At East Carolina University, one of the major Greek houses was arrested for having a drug ring. Like they was poppin’, drugs was everywhere, right? And when you see it in the news, you see their formal, pretty, sitting-in-blazer pictures. That was what you see. But then another Greek organization did the same thing, but you saw their mugshots. That’s where people need to be more intentional. 

But I do want to say that, especially on the local level and seeing student-led organization, especially student-led media production, y’all are doing so much better about that. But the thing is, I think what happens is y’all work and y’all do fabulous, and then y’all get to the workplace and are trying to fight this system where people want y’all to do one thing. In your heart, in your gut, you’re like, “No, I need to do this other thing” — but you need that check. That check be winning that argument in your head a lot of times. But as you all continue to move into leadership roles and become the ones running these organizations, I think things will start to change.

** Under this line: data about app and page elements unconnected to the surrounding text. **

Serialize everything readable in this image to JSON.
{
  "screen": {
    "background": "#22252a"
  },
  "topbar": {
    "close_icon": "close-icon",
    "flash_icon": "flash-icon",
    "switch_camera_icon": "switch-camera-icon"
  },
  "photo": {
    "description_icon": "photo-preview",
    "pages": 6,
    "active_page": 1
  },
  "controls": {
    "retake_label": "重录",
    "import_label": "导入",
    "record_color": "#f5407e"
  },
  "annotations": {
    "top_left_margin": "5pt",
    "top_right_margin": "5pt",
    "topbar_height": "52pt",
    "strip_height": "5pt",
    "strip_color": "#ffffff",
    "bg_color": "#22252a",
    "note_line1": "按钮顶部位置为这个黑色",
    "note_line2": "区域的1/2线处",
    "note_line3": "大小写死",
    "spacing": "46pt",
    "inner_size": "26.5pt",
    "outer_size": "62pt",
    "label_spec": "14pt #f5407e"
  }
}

Is there anything else you would like to add? 

No one can give you a voice; you have a voice. That’s something that’s so critical to me when we’re talking about professional studies, technical communication, whatever it may be. 

What I challenge people to do is to make space for other voices. That’s the thing that I really would like for people to do a better job at: technical communication rhetoric in life. Because what happens is, in an effort to amplify some people, I’ve noticed someone will hijack their story and center themselves. And it’s not intentional. You may be like, “Dr. Mckoy deserves equal pay. And I’m here to say she needs equal pay, and me, me, me.” And I’m just like, “Hey, Dr. Mckoy here. Can I say something?” I’m trying to get people to better see that individuals have voices of their own. It is our job as decent human beings to shut up and give other people space. We need to do better at listening more intentionally.